“[Siddhanti] made a gesture of masturbating — at that point I was upset — everybody had their jaw drop,” Martinez said, adding that the MGLC, which spearheaded the event, is now working to make amends with the members of the high school and middle school organizations in attendance, such as the College Discovery Program.

He added that representatives of the State Theatre, the venue for the annual event, notified the Tri-Council that it may not house the Greek Freak in the future if this year’s attendees complain about Siddhanti’s actions.

Although Martinez said he appreciated a promise by Siddhanti to work with the MGLC in the future, he said the MGLC was upset by Siddhanti’s behavior and the consequences of his actions.

“He came to us saying, ‘what can I do to fix this?’ and he did come up with suggestions and we found some of them useful … Even though he wants to do that, it’s still not okay. The [MGLC] general body was still angry,” Martinez said.

Still, Martinez said Siddhanti’s imitations of the traditional step-dances and handshakes were borne out of ignorance, not malice.

“Rohan did not know he was offending our organizations,” Martinez said. “Because of what happened, we are moving forward in learning more about our prospective councils and making sure this doesn’t happen again.”

Siddhanti initially offered his resignation to the IFC general council on Saturday, Freshman said. However, the general council, which is composed of chapter presidents and representatives, voted to keep him on the board, Freshman said.

On Sunday, Apgar called for Siddhanti to resign his post. Apgar did not return a phone call Monday night.

“My personal thoughts are that his behavior was really inappropriate,” Apgar said Sunday. “It seems to me that when you make a mistake of that magnitude, you should just hold yourself accountable and make the right decision.”

Apgar said he worried about the repercussions of Siddhanti’s behavior at an event of 200 to 300 people designed to encourage local middle school and high school students to pursue higher education.

“It’s really a shame that anybody would walk away thinking of his behavior as opposed to the quality of the event overall,” Apgar said.

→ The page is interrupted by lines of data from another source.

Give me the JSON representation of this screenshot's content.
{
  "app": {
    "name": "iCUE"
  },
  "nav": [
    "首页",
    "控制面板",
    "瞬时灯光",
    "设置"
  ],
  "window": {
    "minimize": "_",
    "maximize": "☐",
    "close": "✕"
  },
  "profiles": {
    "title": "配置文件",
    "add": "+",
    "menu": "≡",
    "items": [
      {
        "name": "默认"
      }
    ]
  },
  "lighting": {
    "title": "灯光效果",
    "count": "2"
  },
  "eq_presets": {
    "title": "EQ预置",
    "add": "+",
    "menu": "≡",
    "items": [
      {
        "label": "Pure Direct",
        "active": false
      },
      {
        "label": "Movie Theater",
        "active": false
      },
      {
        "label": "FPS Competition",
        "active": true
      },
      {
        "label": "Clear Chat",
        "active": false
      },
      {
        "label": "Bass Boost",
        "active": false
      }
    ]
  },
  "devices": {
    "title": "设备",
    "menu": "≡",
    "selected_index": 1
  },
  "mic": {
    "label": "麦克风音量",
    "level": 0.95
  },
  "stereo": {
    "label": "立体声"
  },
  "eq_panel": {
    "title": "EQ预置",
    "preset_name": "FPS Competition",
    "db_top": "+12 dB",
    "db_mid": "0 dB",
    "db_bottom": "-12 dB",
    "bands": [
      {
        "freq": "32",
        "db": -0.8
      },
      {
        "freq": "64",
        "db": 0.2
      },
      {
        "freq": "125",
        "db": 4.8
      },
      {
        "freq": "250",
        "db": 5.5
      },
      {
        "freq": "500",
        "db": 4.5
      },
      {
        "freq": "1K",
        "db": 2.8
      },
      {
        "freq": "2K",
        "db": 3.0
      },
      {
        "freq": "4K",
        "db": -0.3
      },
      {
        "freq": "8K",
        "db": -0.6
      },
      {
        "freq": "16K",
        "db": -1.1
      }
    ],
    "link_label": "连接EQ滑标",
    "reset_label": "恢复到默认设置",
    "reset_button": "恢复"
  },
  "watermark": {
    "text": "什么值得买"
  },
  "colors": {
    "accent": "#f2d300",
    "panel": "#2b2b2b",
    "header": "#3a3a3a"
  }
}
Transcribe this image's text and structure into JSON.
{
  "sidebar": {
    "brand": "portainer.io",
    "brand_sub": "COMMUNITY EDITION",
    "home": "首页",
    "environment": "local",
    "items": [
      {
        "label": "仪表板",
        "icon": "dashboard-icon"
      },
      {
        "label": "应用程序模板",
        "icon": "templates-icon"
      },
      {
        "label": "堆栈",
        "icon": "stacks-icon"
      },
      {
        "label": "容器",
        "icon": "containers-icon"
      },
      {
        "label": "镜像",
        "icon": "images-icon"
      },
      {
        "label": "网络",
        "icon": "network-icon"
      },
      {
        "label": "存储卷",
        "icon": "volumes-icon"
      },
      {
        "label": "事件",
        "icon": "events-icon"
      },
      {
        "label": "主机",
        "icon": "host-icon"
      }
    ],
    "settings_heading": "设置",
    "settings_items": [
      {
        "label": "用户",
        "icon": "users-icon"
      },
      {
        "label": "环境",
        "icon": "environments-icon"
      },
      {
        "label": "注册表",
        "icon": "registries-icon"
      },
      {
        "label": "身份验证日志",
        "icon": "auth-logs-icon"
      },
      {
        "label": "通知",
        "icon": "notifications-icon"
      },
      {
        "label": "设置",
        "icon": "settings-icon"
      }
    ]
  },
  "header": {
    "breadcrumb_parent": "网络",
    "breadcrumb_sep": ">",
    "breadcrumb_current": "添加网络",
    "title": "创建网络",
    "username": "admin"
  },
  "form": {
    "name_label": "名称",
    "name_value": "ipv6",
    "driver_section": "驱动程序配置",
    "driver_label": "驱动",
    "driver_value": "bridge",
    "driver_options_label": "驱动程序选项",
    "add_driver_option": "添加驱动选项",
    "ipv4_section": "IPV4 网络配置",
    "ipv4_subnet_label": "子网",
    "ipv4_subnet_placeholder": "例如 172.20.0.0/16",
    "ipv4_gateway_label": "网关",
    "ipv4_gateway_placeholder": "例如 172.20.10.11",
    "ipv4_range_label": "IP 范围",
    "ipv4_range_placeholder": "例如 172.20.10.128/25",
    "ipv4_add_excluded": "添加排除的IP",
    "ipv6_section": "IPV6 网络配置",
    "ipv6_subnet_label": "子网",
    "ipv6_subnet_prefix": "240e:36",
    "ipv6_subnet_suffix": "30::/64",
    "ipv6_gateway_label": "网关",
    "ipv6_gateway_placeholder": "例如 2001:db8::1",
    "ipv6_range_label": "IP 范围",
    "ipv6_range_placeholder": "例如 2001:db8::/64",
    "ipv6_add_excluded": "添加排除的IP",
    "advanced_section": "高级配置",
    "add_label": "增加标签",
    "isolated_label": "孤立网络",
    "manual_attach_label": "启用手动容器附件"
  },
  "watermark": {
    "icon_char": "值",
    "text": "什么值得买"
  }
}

Janet Nwaukoni ’12, vice president of programming for MGLC, said Siddhanti had worked closely on the event and that his actions were “not a huge problem because we proceeded with the rest of the show.”

“The attention was on people doing backflips off the stage and the amazing things people were doing … I know [Siddhanti] works very hard and is very dedicated,” Nwaukoni said.

Original Author: Peter Jacobs